Eight years later, Rosendahl has come and gone, the street is worse, and the Cowden family has had to pay for repair of flat tires and car alignment damage caused by the lousy streets.
The Cowdens have several problems with the project. First, several thousand dollars would be a hardship for them and others. Some homeowners who can't pay would have the option of waiting and paying up when they sell their property, or they could pay it off over 10 years. But the finance charge would inexplicably top 9% at a time when market rates are much lower.
"Ten thousand dollars becomes almost $20,000," said Mike.
He and Kerry would also like to know why assessments have more than doubled since 2009, and why they're more than twice what a private contractor estimated when he was contacted by a neighbor. They also note that the estimated total cost of the project has increased from less than $700,000 in 2010 to just above $1 million now.
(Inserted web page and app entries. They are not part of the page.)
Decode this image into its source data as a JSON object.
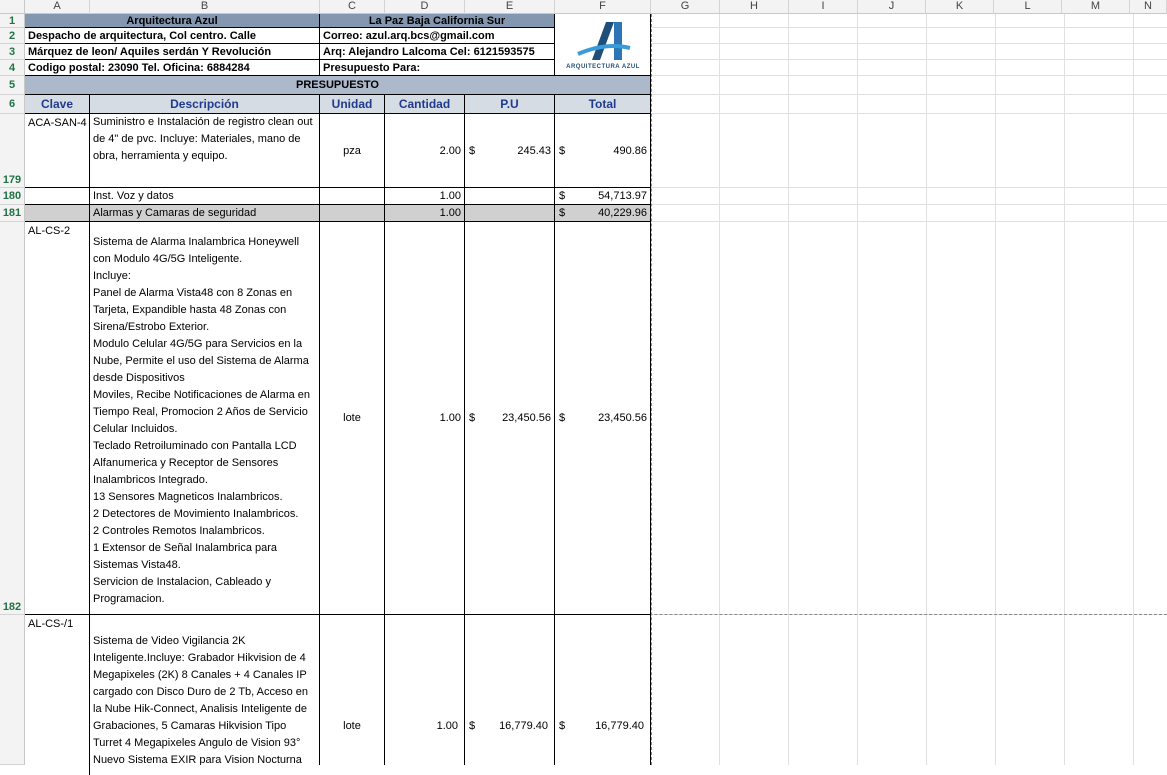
{
  "columns": [
    "A",
    "B",
    "C",
    "D",
    "E",
    "F",
    "G",
    "H",
    "I",
    "J",
    "K",
    "L",
    "M",
    "N"
  ],
  "rows": {
    "r1": "1",
    "r2": "2",
    "r3": "3",
    "r4": "4",
    "r5": "5",
    "r6": "6",
    "r179": "179",
    "r180": "180",
    "r181": "181",
    "r182": "182"
  },
  "header": {
    "company": "Arquitectura Azul",
    "location": "La Paz Baja California Sur",
    "address1": "Despacho de arquitectura, Col centro. Calle",
    "email": "Correo: azul.arq.bcs@gmail.com",
    "address2": "Márquez de leon/ Aquiles serdán Y Revolución",
    "architect": "Arq: Alejandro Lalcoma  Cel:  6121593575",
    "postal": "Codigo postal: 23090    Tel. Oficina: 6884284",
    "budget_for": "Presupuesto Para:",
    "logo_text": "ARQUITECTURA AZUL",
    "section_title": "PRESUPUESTO"
  },
  "table_headers": {
    "clave": "Clave",
    "descripcion": "Descripción",
    "unidad": "Unidad",
    "cantidad": "Cantidad",
    "pu": "P.U",
    "total": "Total"
  },
  "currency": "$",
  "items": {
    "r179": {
      "clave": "ACA-SAN-4",
      "descripcion": "Suministro e Instalación de registro clean out de 4\" de pvc. Incluye: Materiales, mano de obra, herramienta y equipo.",
      "unidad": "pza",
      "cantidad": "2.00",
      "pu": "245.43",
      "total": "490.86"
    },
    "r180": {
      "descripcion": "Inst. Voz y datos",
      "cantidad": "1.00",
      "total": "54,713.97"
    },
    "r181": {
      "descripcion": "Alarmas y Camaras de seguridad",
      "cantidad": "1.00",
      "total": "40,229.96"
    },
    "r182": {
      "clave": "AL-CS-2",
      "descripcion": "Sistema de Alarma Inalambrica Honeywell con Modulo 4G/5G Inteligente.\nIncluye:\nPanel de Alarma Vista48 con 8 Zonas en Tarjeta, Expandible hasta 48 Zonas con Sirena/Estrobo Exterior.\nModulo Celular 4G/5G para Servicios en la Nube, Permite el uso del Sistema de Alarma desde Dispositivos\nMoviles, Recibe Notificaciones de Alarma en Tiempo Real, Promocion 2 Años de Servicio Celular Incluidos.\nTeclado Retroiluminado con Pantalla LCD Alfanumerica y Receptor de Sensores Inalambricos Integrado.\n13 Sensores Magneticos Inalambricos.\n2 Detectores de Movimiento Inalambricos.\n2 Controles Remotos Inalambricos.\n1 Extensor de Señal Inalambrica para Sistemas Vista48.\nServicion de Instalacion, Cableado y Programacion.",
      "unidad": "lote",
      "cantidad": "1.00",
      "pu": "23,450.56",
      "total": "23,450.56"
    },
    "r183": {
      "clave": "AL-CS-/1",
      "descripcion": "Sistema de Video Vigilancia 2K Inteligente.Incluye: Grabador Hikvision de 4 Megapixeles (2K) 8 Canales + 4 Canales IP cargado con Disco Duro de 2 Tb, Acceso en la Nube Hik-Connect, Analisis Inteligente de Grabaciones, 5 Camaras Hikvision Tipo Turret 4 Megapixeles Angulo de Vision 93° Nuevo Sistema EXIR para Vision Nocturna",
      "unidad": "lote",
      "cantidad": "1.00",
      "pu": "16,779.40",
      "total": "16,779.40"
    }
  }
}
Carl de la Fuente, the city's project manager, told me that earlier lower estimates were just that — estimates. He said the streets in question have specific drainage and soil composition issues that require careful grading and curb/gutter construction, and lower estimates from a private contractor may not have taken that into account. Some nearby streets have had quickie resurfacing fixes that won't last more than a few years, he said. But the design in the curb assessment district, along with new roads, would be built to last 40 years.
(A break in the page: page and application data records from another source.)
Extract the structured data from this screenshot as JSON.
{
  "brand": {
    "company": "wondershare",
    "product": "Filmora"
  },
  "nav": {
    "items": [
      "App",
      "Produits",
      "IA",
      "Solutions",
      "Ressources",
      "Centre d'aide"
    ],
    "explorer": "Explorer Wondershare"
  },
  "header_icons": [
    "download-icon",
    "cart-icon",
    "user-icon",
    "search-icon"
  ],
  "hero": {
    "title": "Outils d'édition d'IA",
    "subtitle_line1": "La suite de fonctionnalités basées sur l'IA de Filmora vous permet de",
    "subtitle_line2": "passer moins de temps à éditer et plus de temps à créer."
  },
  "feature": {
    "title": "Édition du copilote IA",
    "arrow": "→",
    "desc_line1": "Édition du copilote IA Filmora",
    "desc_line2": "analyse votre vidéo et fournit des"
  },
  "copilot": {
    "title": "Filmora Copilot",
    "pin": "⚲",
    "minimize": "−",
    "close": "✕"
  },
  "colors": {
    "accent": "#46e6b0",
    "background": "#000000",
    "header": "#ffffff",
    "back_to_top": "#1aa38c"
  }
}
Still, the city has moved so slowly that nearly three years have passed since a 2010 straw vote in which 70% of the residents said they would vote to assess themselves curb repair fees. The increased cost since then is making it harder to win support this time, said Stan Hoffman, a resident who has teamed with neighbor Chris McKinnon to campaign for a yes vote.
"I feel like I'll get the money back, because the neighborhood will be so much better," said Hoffman, who thinks the value of his home will increase with the improvements.
Hoffman's estimated assessment is $6,596 and McKinnon's is $7,500. They understand the complexities of why basic services have been scaled back in Los Angeles and elsewhere, due in part to soaring personnel and retiree costs. And they'd rather not have to write fat checks for curb repair. But Hoffman, 70, said he thinks it may be the only way the street gets repaved in his lifetime.
Councilman Mike Bonin, Rosendahl's brand new successor, told me he didn't want to choose sides. But he said the city seems to have a "pathetic dynamic" in which streets like East Boulevard are deemed to be so bad "they're not worth fixing," and available funds are instead spent on streets that are salvageable.
Pathetic is an apt description.
Bonin also said "it's unreasonable to expect hard-working people" to have to "pick up the tab" for basic improvements on what he perceives as public property, such as curbs and sidewalks.
I agree. But where does that leave it?
Maybe it's time for a bond measure, said Bonin, that raises money not just for street repair, but for the 4,500 miles of bad sidewalk too.
In other words, if you want streets and sidewalks fixed anytime soon in Los Angeles, you can beg, you can complain and you can even scream. But in the end, one way or another, you're going to pay.